India: Landmark Ruling Criminalizes Sex With A ‘Child Bride’ But Enforcement Won’t Be Easy


India’s Supreme Court passed a landmark ruling against sexual relations with an underage bride, claiming any relations would constitute as rape. The court ruled that if a man engages in sexual intercourse, with or without consent, with his wife who is aged between 15 and 18, he would be committing rape. The Supreme Court ruled the age of consent was 18 for “all purposes.” “Sexual intercourse by a married man with their minor wife below 18 years is rape,” the court said in its judgment.

The decision is expected to affect millions of child brides. Anyone convicted can face up to 10 years of imprisonment or even a life term. The ruling by a two-judge bench of India’s Supreme Court was in response to a public interest lawsuit that argued that exception to sexual assault laws for child marriages encouraged the outdated practice.

India’s age of consent is 18 and child marriage is illegal. While child marriage was criminalized in 1978, the practice continues in many parts of India. According to the Guardian, before the ruling, a 17-year-old boy who had consensual sexual relations with another girl his age could be charged with statutory rape, while a 50-year-old man who married a 15-year-old girl and had sexual relation was committing no crime. Because of the age of consent, Indian law regards consensual sex with a woman under 16 as rape. However, an exception was made between a man and his wife who is between 15 and 18.

The Guardian also added successive Indian governments have argued the tradition could only be addressed through development initiatives as the social and economic conditions in India made child marriage an unfortunate reality. According to Reuters, the legal loophole was also exploited to traffic minor girls into sexual slavery, both within and outside India. India has the highest number of child brides in the world at more than 26 million, according to the UN’s children agency, UNICEF.

The ruling was seen as a laudable effort by the Supreme Court by human rights, child rights, and women rights advocates. The ruling date also coincided with International Day of the Girl Child on October 11. “The verdict is a vindication of the demand being raised by child rights activists. The challenge of its effective implementation remains. We hope it revamps strategies to prevent and prohibit child marriage,” Maya John of the Center for Struggling Women (CSW), a women’s rights organization, told Deutsche Welle.

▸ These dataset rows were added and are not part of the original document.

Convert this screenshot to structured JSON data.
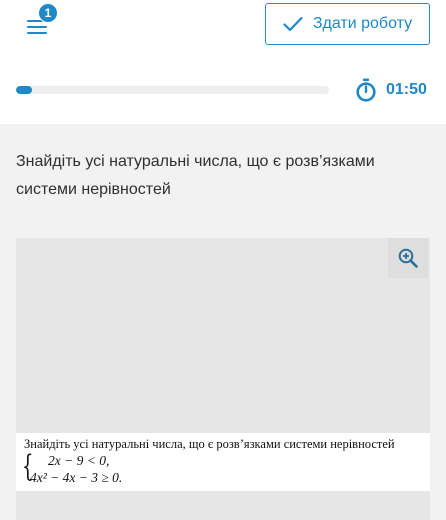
{
  "header": {
    "menu_badge": "1",
    "submit_label": "Здати роботу",
    "timer": "01:50",
    "progress": 0.05
  },
  "question": {
    "text": "Знайдіть усі натуральні числа, що є розв’язками системи нерівностей"
  },
  "task_image": {
    "title": "Знайдіть усі натуральні числа, що є розв’язками системи нерівностей",
    "brace": "{",
    "line1": "2x − 9 < 0,",
    "line2": "4x² − 4x − 3 ≥ 0."
  },
  "colors": {
    "accent": "#1e88c8",
    "content_bg": "#f2f2f2",
    "image_bg": "#e6e6e6"
  },
  "icons": {
    "menu": "menu-icon",
    "submit": "check-icon",
    "timer": "stopwatch-icon",
    "zoom": "zoom-in-icon"
  }
}
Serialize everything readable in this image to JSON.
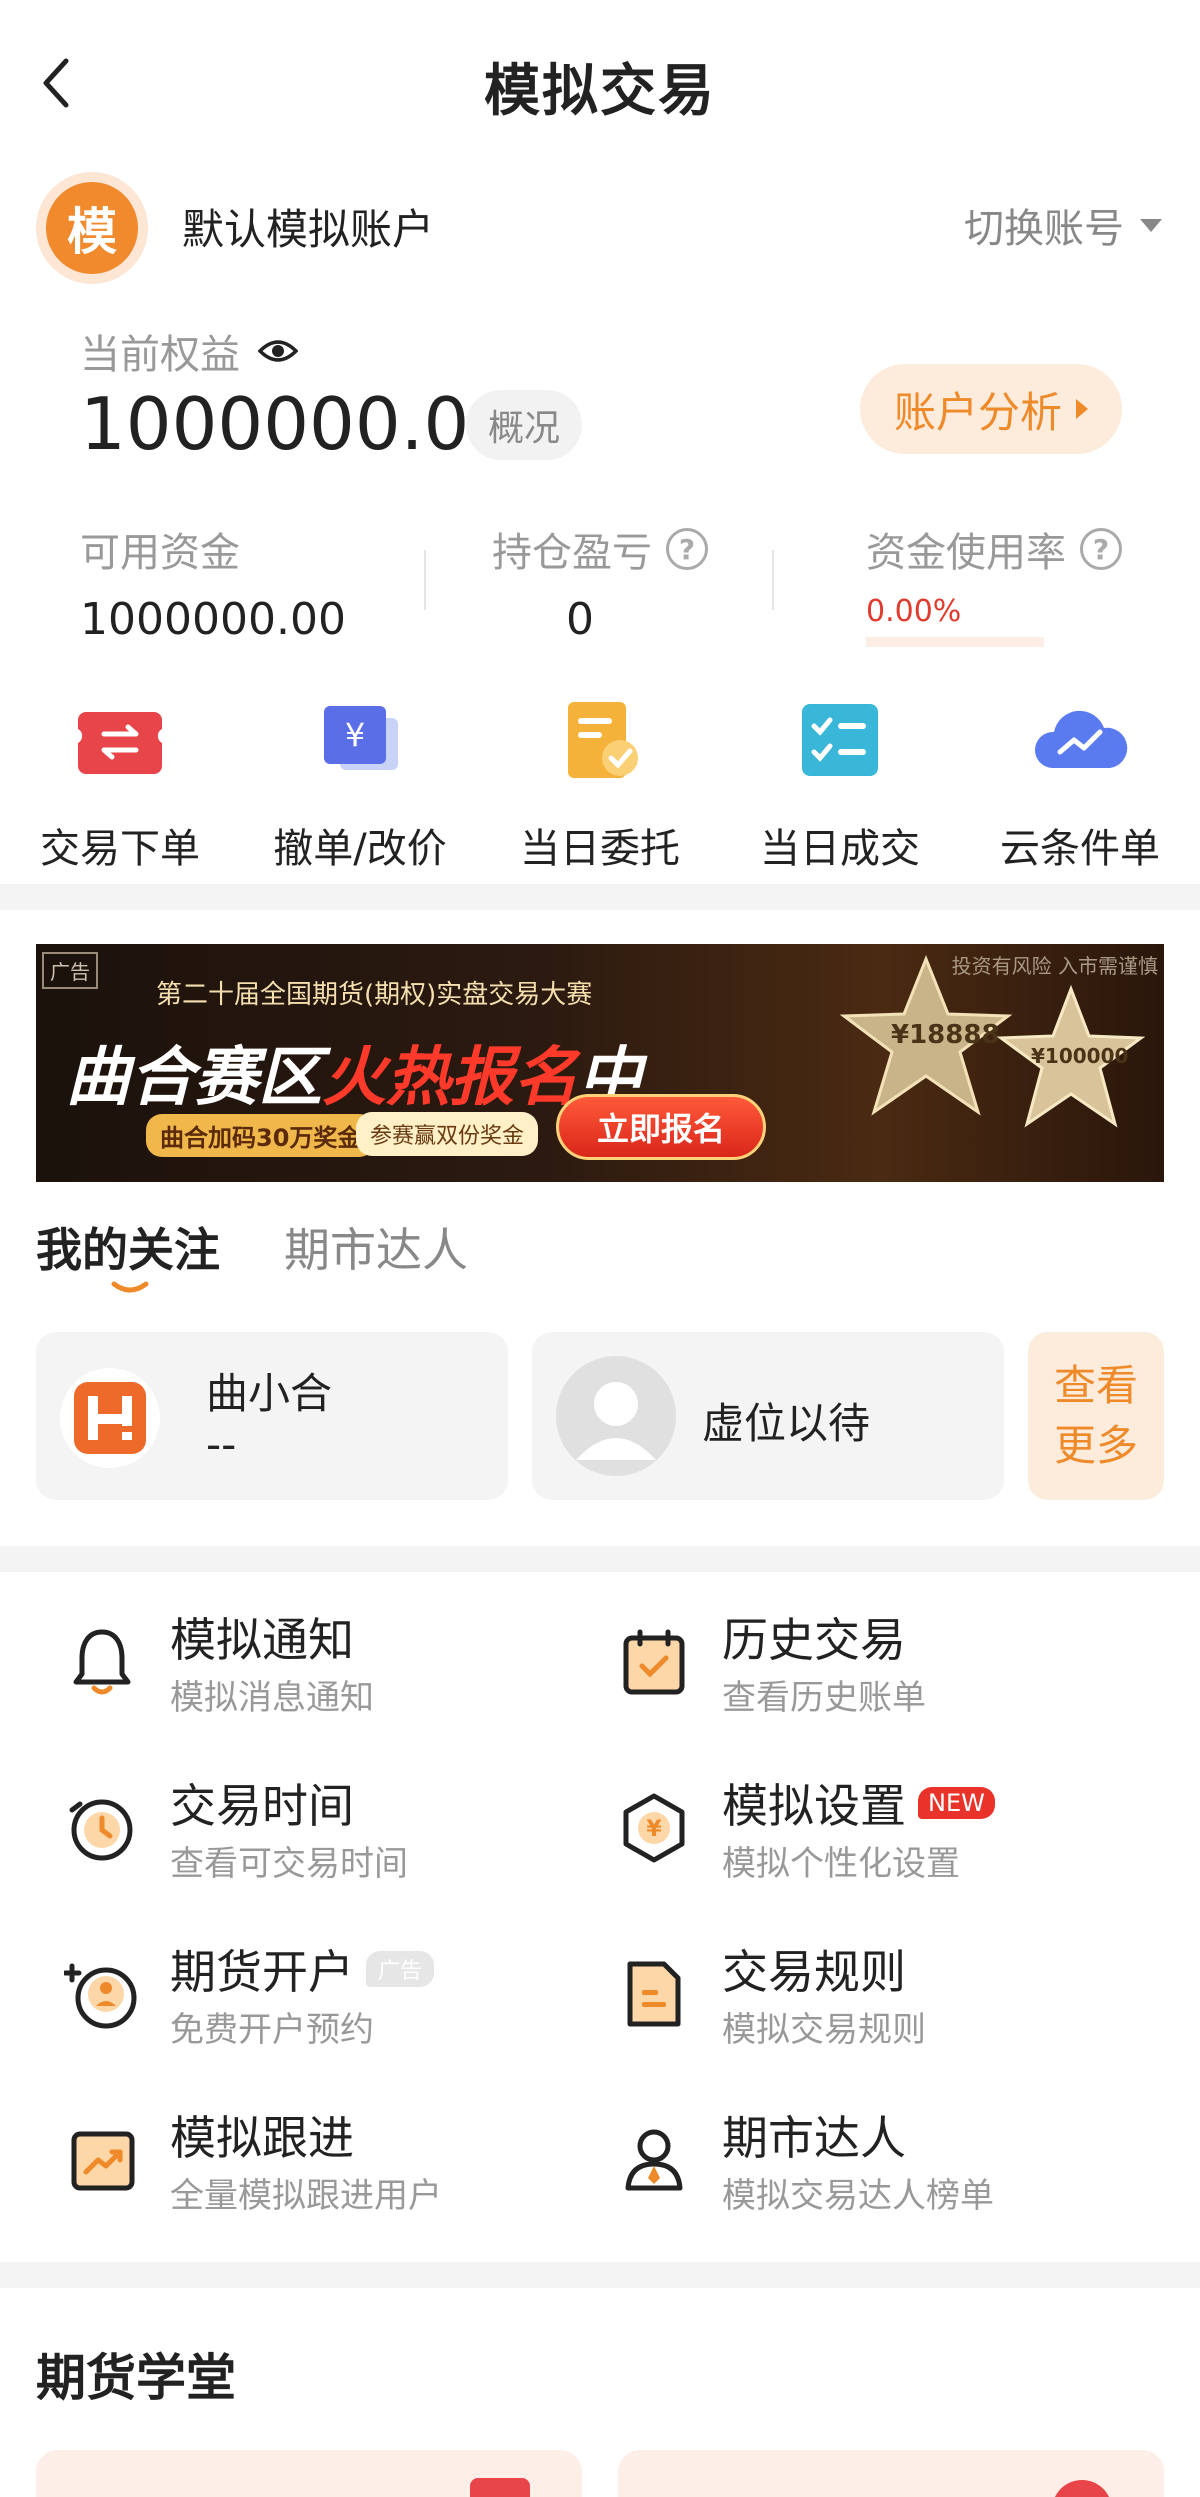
{
  "header": {
    "title": "模拟交易"
  },
  "account": {
    "avatar_char": "模",
    "name": "默认模拟账户",
    "switch_label": "切换账号"
  },
  "equity": {
    "label": "当前权益",
    "value": "1000000.00",
    "overview_label": "概况",
    "analysis_label": "账户分析"
  },
  "stats": {
    "available": {
      "label": "可用资金",
      "value": "1000000.00"
    },
    "pnl": {
      "label": "持仓盈亏",
      "value": "0"
    },
    "usage": {
      "label": "资金使用率",
      "value": "0.00%",
      "fill": 0
    }
  },
  "actions": [
    {
      "label": "交易下单",
      "icon": "exchange-icon"
    },
    {
      "label": "撤单/改价",
      "icon": "yen-card-icon"
    },
    {
      "label": "当日委托",
      "icon": "order-doc-icon"
    },
    {
      "label": "当日成交",
      "icon": "checklist-icon"
    },
    {
      "label": "云条件单",
      "icon": "cloud-chart-icon"
    }
  ],
  "banner": {
    "ad_tag": "广告",
    "risk_text": "投资有风险 入市需谨慎",
    "subtitle": "第二十届全国期货(期权)实盘交易大赛",
    "headline_a": "曲合赛区",
    "headline_b": "火热报名",
    "headline_c": "中",
    "pill_a": "曲合加码30万奖金",
    "pill_b": "参赛赢双份奖金",
    "cta": "立即报名",
    "prize_a": "¥18888",
    "prize_b": "¥100000"
  },
  "tabs": [
    {
      "label": "我的关注"
    },
    {
      "label": "期市达人"
    }
  ],
  "follow": {
    "card1_name": "曲小合",
    "card1_value": "--",
    "card2_name": "虚位以待",
    "more_line1": "查看",
    "more_line2": "更多"
  },
  "menu": [
    {
      "title": "模拟通知",
      "sub": "模拟消息通知",
      "icon": "bell-icon"
    },
    {
      "title": "历史交易",
      "sub": "查看历史账单",
      "icon": "calendar-check-icon"
    },
    {
      "title": "交易时间",
      "sub": "查看可交易时间",
      "icon": "clock-icon"
    },
    {
      "title": "模拟设置",
      "sub": "模拟个性化设置",
      "icon": "yen-hex-icon",
      "badge": "NEW"
    },
    {
      "title": "期货开户",
      "sub": "免费开户预约",
      "icon": "user-add-icon",
      "badge": "广告"
    },
    {
      "title": "交易规则",
      "sub": "模拟交易规则",
      "icon": "document-icon"
    },
    {
      "title": "模拟跟进",
      "sub": "全量模拟跟进用户",
      "icon": "trend-board-icon"
    },
    {
      "title": "期市达人",
      "sub": "模拟交易达人榜单",
      "icon": "expert-user-icon"
    }
  ],
  "school": {
    "title": "期货学堂"
  },
  "colors": {
    "accent": "#EE8A2A",
    "red": "#E8322A",
    "muted": "#999999"
  }
}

While clearly a step in the right direction, enforcing the order will be an uphill task. According to the BBC, the “judgement said that girls under 18 would be able to charge their husbands with rape, as long as they complained within one year of being forced to have sexual relations.”  However, some claim this is not a plausible option for many girls forced into the practice. “A minor girl who is already married, almost always with the consent of her parents, will not usually have the courage to go to the police or court and file a case against her husband,” said the BBC’s Geeta Pandey. “In a situation where child marriage has social approval, who is going to help the girl complain against her husband? No one, not even her close family, will help,” added lawyer Sudha Ramalingam.

Despite the practice of child marriage being criminalized decades ago, social acceptance of this tradition makes enforcing the court’s verdict a serious challenge. Many have also criticized the rulings focus on men and its failure to address the role played by parents on both sides. According to Reuters, “Enakshi Ganguly, founder of HAQ, a rights group focused on child welfare, believes the law had the potential of putting a whole lot of youngsters in the criminal justice system.”

Given the large number of child marriages taking place, socio-economic conditions such as poverty, a lack of law enforcement, and patriarchal beliefs all contribute to the outdated practice. Due to the prevalence of female child brides, gender discrimination is inherent in child marriage. The practice is also a violation of both child and human rights, as it prevents women’s development and contributes to a cycle of underdevelopment, early motherhood, lack of education, poor health and violence. Thus, it will be interesting to see whether the ruling is able to bring about a social and legal change in India.

Nishtha Sharma

Nishtha Sharma is an undergraduate student of International and Global Studies at the University of Sydney majoring in Government and International Relations and American Studies. Her research interests include North America and Asia. As an International and Global Studies student, the OWP has provided her with a platform to research and produce articles and reports about issues of global importance. She is currently working as a correspondent in the Australian Division of the OWP.
Nishtha Sharma

About Nishtha Sharma

Nishtha Sharma is an undergraduate student of International and Global Studies at the University of Sydney majoring in Government and International Relations and American Studies. Her research interests include North America and Asia. As an International and Global Studies student, the OWP has provided her with a platform to research and produce articles and reports about issues of global importance. She is currently working as a correspondent in the Australian Division of the OWP.